We stayed at Hotel des Tonneliers.


Wine is one of the things that makes this area shine. It is a must-visit for true wine lovers. We learned all about the layout of a label, the growing of grapes and the challenges that go into turning out the best bottles of red, white and rosé. I didn't keep track of how many different wines we sampled, but they were all very good!

The dinner I liked so much was in the basement of a family owned restaurant called Le Conty.  I had their Boeuf Bourguignon. It was melt-in-your-mouth delicious and for me, the best meal of the whole trip!  .


Hotel Dieu

Hotel Dieu des Hospices dates back to 1443. It's look is unique, with its Burgundian tiled roofs and large private courtyard, the Coeur D'Honneur (Courtyard of Honor). Inside, the line of red beds was the Pauper's Ward. There was also a ward for wealthy patients, the Saint Hugue Ward, with big, beautiful Baroque paintings on the walls and ceiling. We saw Rogier van der Weyden's Last Judgement art piece as well as many other impressive paintings.  Also interesting were the displays of medical instruments used hundred of years ago.

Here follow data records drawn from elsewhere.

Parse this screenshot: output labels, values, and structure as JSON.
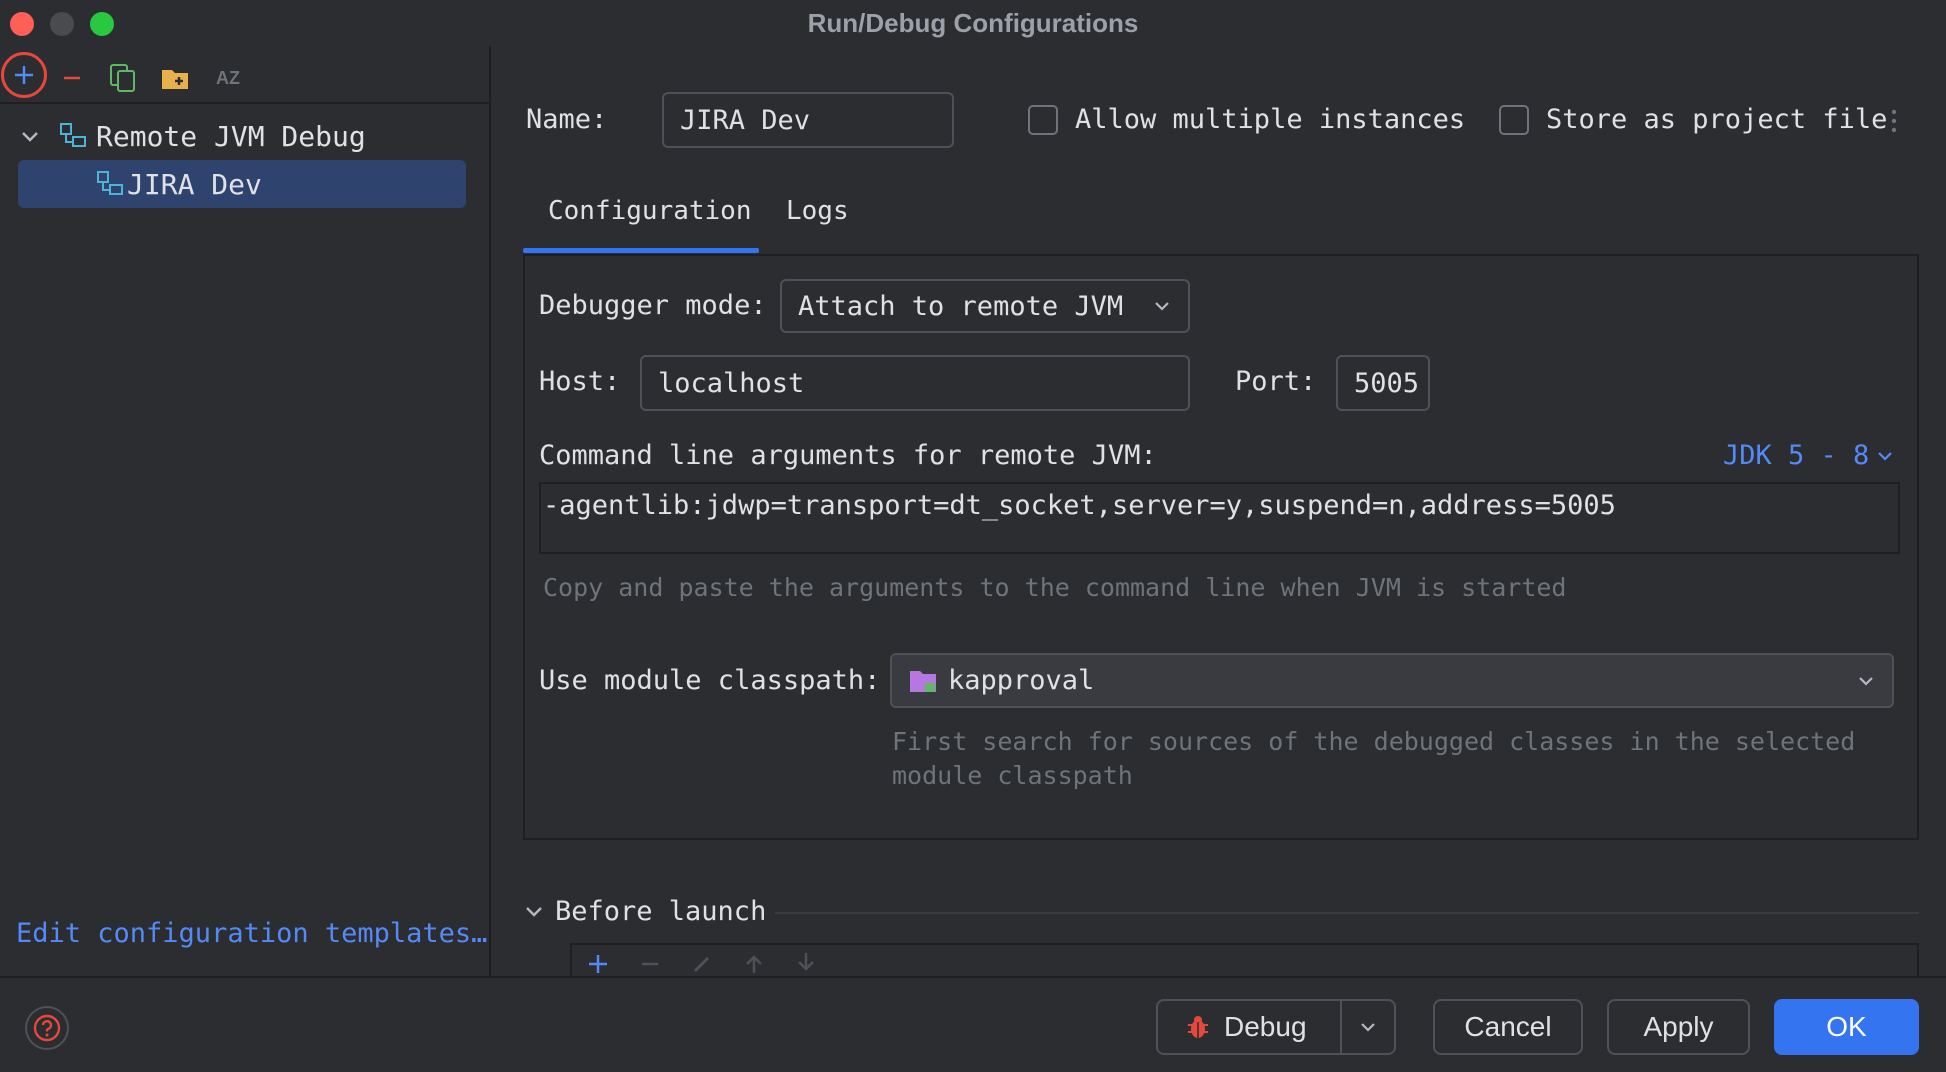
{
  "window": {
    "title": "Run/Debug Configurations"
  },
  "colors": {
    "background": "#2b2d30",
    "accent": "#3574f0",
    "link": "#548af7",
    "selection": "#2e436e",
    "close": "#ff5f57",
    "minimize": "#4a4b4f",
    "maximize": "#28c840"
  },
  "sidebar": {
    "toolbar": [
      {
        "icon": "plus-icon"
      },
      {
        "icon": "minus-icon"
      },
      {
        "icon": "copy-icon"
      },
      {
        "icon": "new-folder-icon"
      },
      {
        "icon": "sort-az-icon",
        "label": "AZ"
      }
    ],
    "tree": {
      "group_label": "Remote JVM Debug",
      "items": [
        {
          "label": "JIRA Dev",
          "selected": true
        }
      ]
    },
    "templates_link": "Edit configuration templates…"
  },
  "config": {
    "name_label": "Name:",
    "name_value": "JIRA Dev",
    "allow_multiple_label": "Allow multiple instances",
    "allow_multiple_checked": false,
    "store_as_project_label": "Store as project file",
    "store_as_project_checked": false,
    "tabs": [
      {
        "label": "Configuration",
        "active": true
      },
      {
        "label": "Logs",
        "active": false
      }
    ],
    "debugger_mode_label": "Debugger mode:",
    "debugger_mode_value": "Attach to remote JVM",
    "host_label": "Host:",
    "host_value": "localhost",
    "port_label": "Port:",
    "port_value": "5005",
    "cmd_args_label": "Command line arguments for remote JVM:",
    "jdk_selector": "JDK 5 - 8",
    "cmd_args_value": "-agentlib:jdwp=transport=dt_socket,server=y,suspend=n,address=5005",
    "cmd_hint": "Copy and paste the arguments to the command line when JVM is started",
    "module_label": "Use module classpath:",
    "module_value": "kapproval",
    "module_hint_line1": "First search for sources of the debugged classes in the selected",
    "module_hint_line2": "module classpath",
    "before_launch_label": "Before launch"
  },
  "footer": {
    "debug_label": "Debug",
    "cancel_label": "Cancel",
    "apply_label": "Apply",
    "ok_label": "OK"
  }
}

I loved the video they had of the shadow of a nurse tending to a patient. It made the whole experience come to life.  

Chateau de Rully

This was one of my favorite afternoons. The count who lives at Chateau de Rully, Count Raoul de Ternay, is the one who gave us a very enjoyable tour. He said the chateau has been in his family since the 1190's and has been passed down from generation to generation. It was built as a medieval fortress. It is still his home and wine estate and he lives there with his wife and children. His wife made us the most tasty treat to have during our wine tasting. It was called gougere, a little round bite of cheesy deliciousness. The count poured wine for all of us and it was excellent. After the tour, we were treated to a picnic lunch under the trees on the grounds of the chateau. Our tour guide, William, and our driver, Luc, did a fantastic job of setting up the lunch, with a great selection of foods, some I had never even heard of, all delicious.